City Administrator David Eaton stressed, however, that this ordinance was not written simply for Horizon’s project. The measure also is similar to steps taken by the city of Shelbyville. State incentives aren’t available for retail expansion.

“We had no vehicle in place for others, like industry,” he said. “All we had was property tax abatement. A lot of times through KBI [business incentive programs] at the state it was a matching situation. All we had was property tax, and now have occupational tax to attract new business.”

The ordinance specifies that to qualify for the occupational tax incentive a company must create a minimum of 100 new jobs and/or create a minimum annual payroll of $5 million. The incentive could be enacted at the suggestion of the mayor and with approval of the commission.

Similarly, the city had passed an ordinance earlier this year that allowed sewer tap-on fees for new businesses to be waived if that business was paying for construction of new sewer connections. City officials failed in their application for a Community Development Block Grant to pay for connecting its sewer system to Horizon’s property, which requires boring under Interstate 64 from behind the Pilot truck stop on Buck Creek Road.

That expense of boring under I-64 now falls to the city, and to help Horizon pay its tap-on fees, estimated at $360,000, the city would agree to spread them over 5 years.

“They have to pay the fee,” Eaton said. “What we did was spread it out for five years. We’ve done this before. We spread out the Whitney Young [substation] project over three years.”

The $360,000 is based on estimates provided by Horizon, which projects to use 15,000 gallons a day, or 450,000 a month. But, again, those numbers could change.
“Once they are established, per regular ordinance, we will have exact numbers,” Eaton said. “We re-evaluate and adjust. If they use more or less, then they pay more or less.

“We’ve done it this way for years. We only can take the company at its word. But if we find out they use more, we go after it.”

Proctor Lane is a small connecting road between Buck Creek (KY 1848) and Veechdale Road, which will be rerouted farther south and through the mall property.
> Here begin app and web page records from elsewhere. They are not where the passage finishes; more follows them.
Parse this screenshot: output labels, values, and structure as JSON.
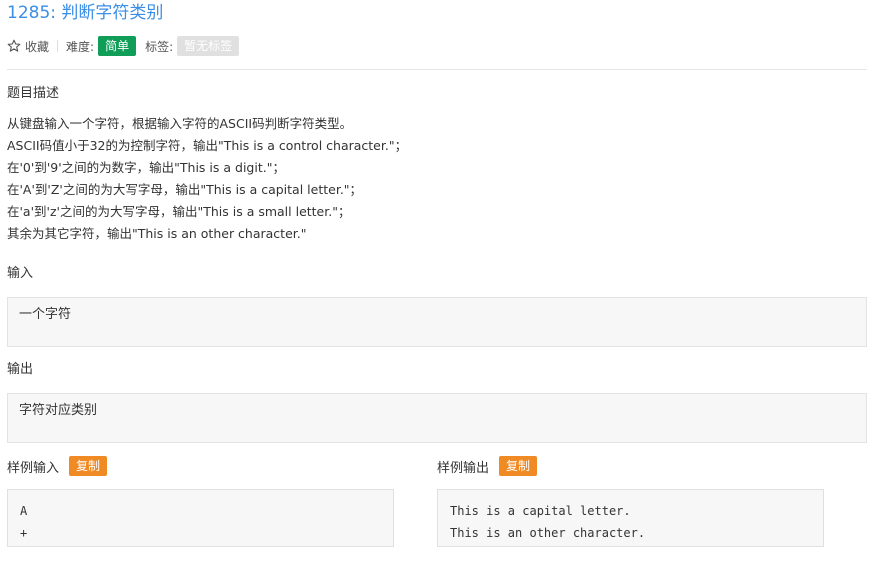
{
  "problem": {
    "title": "1285: 判断字符类别",
    "meta": {
      "favorite_label": "收藏",
      "difficulty_label": "难度:",
      "difficulty_value": "简单",
      "tags_label": "标签:",
      "tags_value": "暂无标签"
    }
  },
  "description": {
    "heading": "题目描述",
    "lines": [
      "从键盘输入一个字符，根据输入字符的ASCII码判断字符类型。",
      "ASCII码值小于32的为控制字符，输出\"This is a control character.\"；",
      "在'0'到'9'之间的为数字，输出\"This is a digit.\"；",
      "在'A'到'Z'之间的为大写字母，输出\"This is a capital letter.\"；",
      "在'a'到'z'之间的为大写字母，输出\"This is a small letter.\"；",
      "其余为其它字符，输出\"This is an other character.\""
    ]
  },
  "input_section": {
    "heading": "输入",
    "content": "一个字符"
  },
  "output_section": {
    "heading": "输出",
    "content": "字符对应类别"
  },
  "sample_input": {
    "heading": "样例输入",
    "copy_label": "复制",
    "lines": [
      "A",
      "+"
    ]
  },
  "sample_output": {
    "heading": "样例输出",
    "copy_label": "复制",
    "lines": [
      "This is a capital letter.",
      "This is an other character."
    ]
  },
  "colors": {
    "title": "#3a8ee6",
    "difficulty_badge": "#0f9d58",
    "tags_badge": "#e0e0e0",
    "copy_button": "#f08a24"
  },
  "icons": {
    "favorite": "star-outline-icon"
  }
}
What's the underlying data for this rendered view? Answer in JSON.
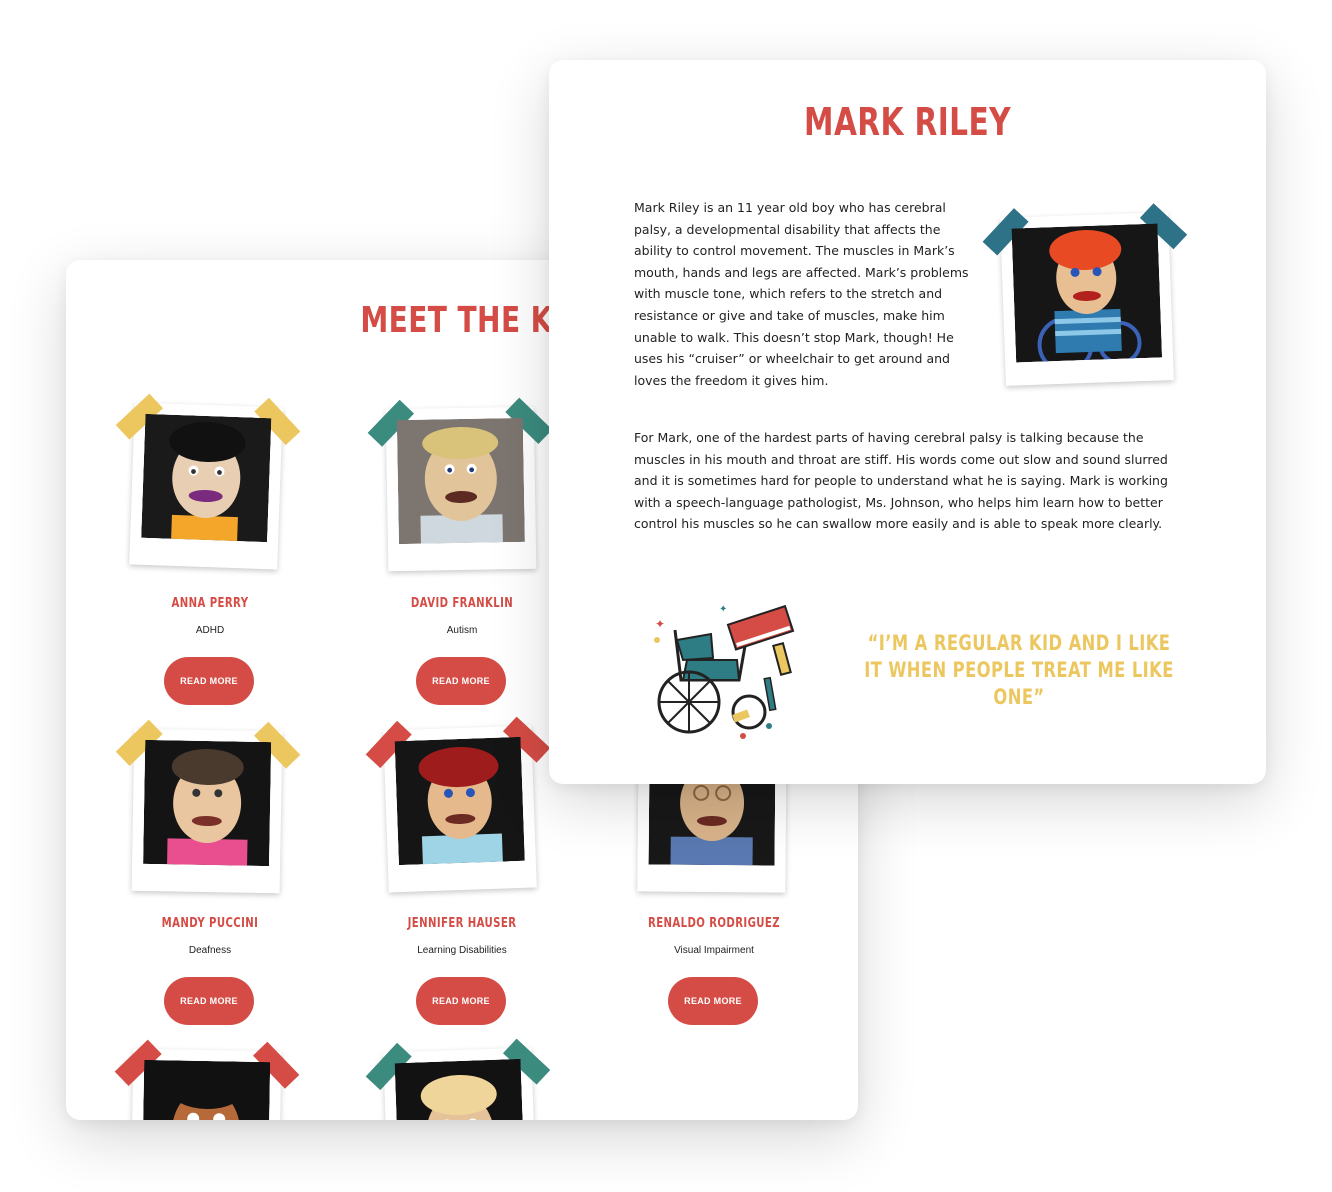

There are two vacant houses on the road, and the land along both sides is owned by Horizon or AKBD, a company owned by John Schnatter, founder and CEO of Papa John’s Pizza.

“Because they own property on both sides, we just turn it over,” Eaton said. “It’s like closing an alley.”

Those two houses are a stark symbol of the past in the face of the future being constructed at the site. Although no formal ground-breaking has occurred, Kelsey Construction of Shepherdsville, the subcontractor that will install the roads, water and sewer for the project, has been moving furiously to clear the area for the mall and the outlots that front it.

“I talked to the contractor today,” Eden said, “and those structures should be coming down next week.”